Last fall, when my father was in his final stages of cancer, he was admitted to hospital. My mother took him there. He was too weak to walk, and sat in a wheelchair. It was their 55th anniversary that day, and she kissed him, and wished him happy anniversary. They were both fully aware that very soon they would be saying their final goodbyes.
I was not present, but I could so imagine the whole thing. A heart-wrenching image – two old people, married that long, living through their final days together.
I wondered what did they feel for each other, how would they cope these last moments. And suddenly I realized I was repeating a Shakespeare sonnet in my mind. It fit the situation so well, and made me realize how words written hundreds of years ago were still current, and how well they still conveyed the same emotions I am sure my parents felt.
It was Shakespeare’s Sonnet 104.
To me, fair friend, you never can be old,
For as you were, when first your eye I ey’d,
Such seems your beauty still. Three winters cold
Have from the forests shook three summers’ pride,
Three beauteous springs to yellow autumn turn’d
In process of the seasons have I seen,
Three April perfumes in three hot Junes burn’d,
Since first I saw you fresh, which yet are green.
Ah! yet doth beauty, like a dial-hand,
Steal from his figure and no pace perceiv’d;
So your sweet hue, which methinks still doth stand,

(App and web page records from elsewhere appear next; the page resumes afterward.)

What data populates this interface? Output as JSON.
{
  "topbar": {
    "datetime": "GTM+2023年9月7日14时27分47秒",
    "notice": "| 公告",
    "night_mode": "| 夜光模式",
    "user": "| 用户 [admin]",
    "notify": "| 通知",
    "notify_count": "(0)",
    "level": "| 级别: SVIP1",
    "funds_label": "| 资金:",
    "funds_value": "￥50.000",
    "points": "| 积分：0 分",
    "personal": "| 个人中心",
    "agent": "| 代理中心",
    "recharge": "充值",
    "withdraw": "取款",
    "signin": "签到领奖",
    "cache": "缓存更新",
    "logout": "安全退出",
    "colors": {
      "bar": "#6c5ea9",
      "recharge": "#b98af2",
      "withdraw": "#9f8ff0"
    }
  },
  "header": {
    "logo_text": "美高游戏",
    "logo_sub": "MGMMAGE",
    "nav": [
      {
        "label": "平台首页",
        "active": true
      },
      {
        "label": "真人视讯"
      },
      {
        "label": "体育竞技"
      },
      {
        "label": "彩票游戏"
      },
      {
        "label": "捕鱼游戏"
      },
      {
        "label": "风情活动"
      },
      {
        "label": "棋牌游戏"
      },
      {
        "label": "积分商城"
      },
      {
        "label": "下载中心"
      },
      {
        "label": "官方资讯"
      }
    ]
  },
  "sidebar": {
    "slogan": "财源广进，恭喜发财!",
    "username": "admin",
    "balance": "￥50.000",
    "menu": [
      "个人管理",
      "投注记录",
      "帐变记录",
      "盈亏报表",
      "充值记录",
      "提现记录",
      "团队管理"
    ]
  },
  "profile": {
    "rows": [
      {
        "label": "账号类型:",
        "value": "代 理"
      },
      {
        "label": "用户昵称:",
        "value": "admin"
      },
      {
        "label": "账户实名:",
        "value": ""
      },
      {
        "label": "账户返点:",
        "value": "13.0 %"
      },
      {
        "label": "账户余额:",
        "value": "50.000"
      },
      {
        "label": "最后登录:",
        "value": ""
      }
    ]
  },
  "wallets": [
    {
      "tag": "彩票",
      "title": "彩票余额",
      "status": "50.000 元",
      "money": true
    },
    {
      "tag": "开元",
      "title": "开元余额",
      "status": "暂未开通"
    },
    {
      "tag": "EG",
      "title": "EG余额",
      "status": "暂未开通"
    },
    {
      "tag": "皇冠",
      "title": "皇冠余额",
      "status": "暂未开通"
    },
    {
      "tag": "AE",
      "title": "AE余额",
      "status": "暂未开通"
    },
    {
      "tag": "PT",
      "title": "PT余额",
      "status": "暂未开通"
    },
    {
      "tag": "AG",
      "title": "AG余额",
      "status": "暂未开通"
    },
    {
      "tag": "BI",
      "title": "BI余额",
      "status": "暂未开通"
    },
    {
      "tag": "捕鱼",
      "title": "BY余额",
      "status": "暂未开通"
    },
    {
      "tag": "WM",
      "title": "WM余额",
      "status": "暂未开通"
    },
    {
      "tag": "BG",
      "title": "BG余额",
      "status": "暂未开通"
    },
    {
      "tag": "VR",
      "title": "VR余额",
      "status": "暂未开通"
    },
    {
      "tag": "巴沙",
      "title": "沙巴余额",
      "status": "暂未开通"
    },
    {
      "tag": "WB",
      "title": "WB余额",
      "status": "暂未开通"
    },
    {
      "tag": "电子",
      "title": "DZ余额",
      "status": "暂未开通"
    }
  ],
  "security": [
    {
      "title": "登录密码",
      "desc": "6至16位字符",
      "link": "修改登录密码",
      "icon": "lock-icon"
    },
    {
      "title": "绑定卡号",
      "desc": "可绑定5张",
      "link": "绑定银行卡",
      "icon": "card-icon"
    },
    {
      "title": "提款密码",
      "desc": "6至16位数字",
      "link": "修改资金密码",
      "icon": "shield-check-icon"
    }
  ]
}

Hath motion and mine eye may be deceiv’d:
For fear of which, hear this, thou age unbred;
Ere you were born, was beauty’s summer dead.